● Problem details
Please say how many lines in the material include the string "label", and nothing else.

━━━ Data extract

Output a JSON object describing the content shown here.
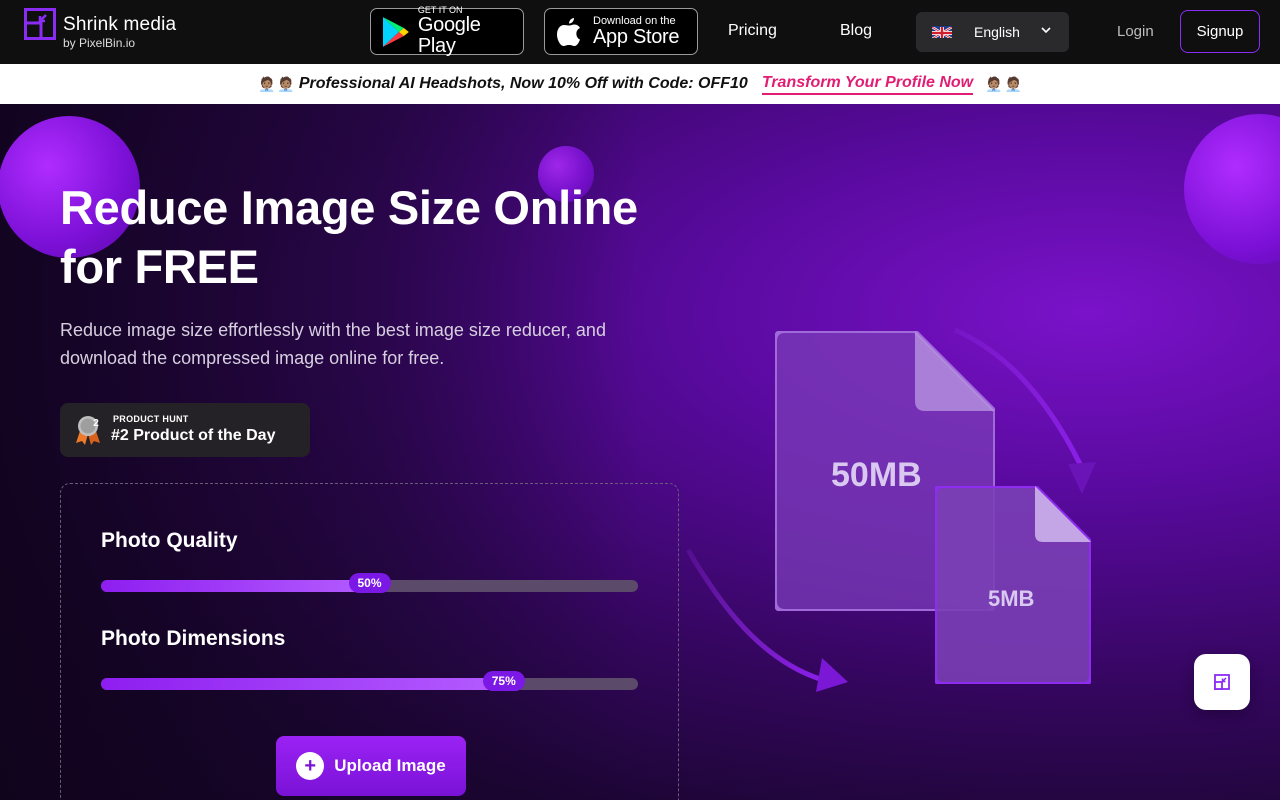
{
  "brand": {
    "title": "Shrink media",
    "subtitle": "by PixelBin.io",
    "accent": "#8b2cf5"
  },
  "nav": {
    "google_play": {
      "small": "GET IT ON",
      "big": "Google Play"
    },
    "app_store": {
      "small": "Download on the",
      "big": "App Store"
    },
    "links": [
      "Pricing",
      "Blog"
    ],
    "language": {
      "label": "English",
      "flag": "uk-flag-icon"
    },
    "login": "Login",
    "signup": "Signup"
  },
  "banner": {
    "emoji": "🧑🏽‍💼",
    "text": "Professional AI Headshots, Now 10% Off with Code: OFF10",
    "link": "Transform Your Profile Now"
  },
  "hero": {
    "title_line1": "Reduce Image Size Online",
    "title_line2": "for FREE",
    "lead_line1": "Reduce image size effortlessly with the best image size reducer, and",
    "lead_line2": "download the compressed image online for free.",
    "product_hunt": {
      "medal": "2",
      "small": "PRODUCT HUNT",
      "big": "#2 Product of the Day"
    },
    "quality": {
      "label": "Photo Quality",
      "value": 50,
      "display": "50%"
    },
    "dimensions": {
      "label": "Photo Dimensions",
      "value": 75,
      "display": "75%"
    },
    "upload": "Upload Image",
    "illustration": {
      "big_size": "50MB",
      "small_size": "5MB"
    }
  }
}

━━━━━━

● Task solution
3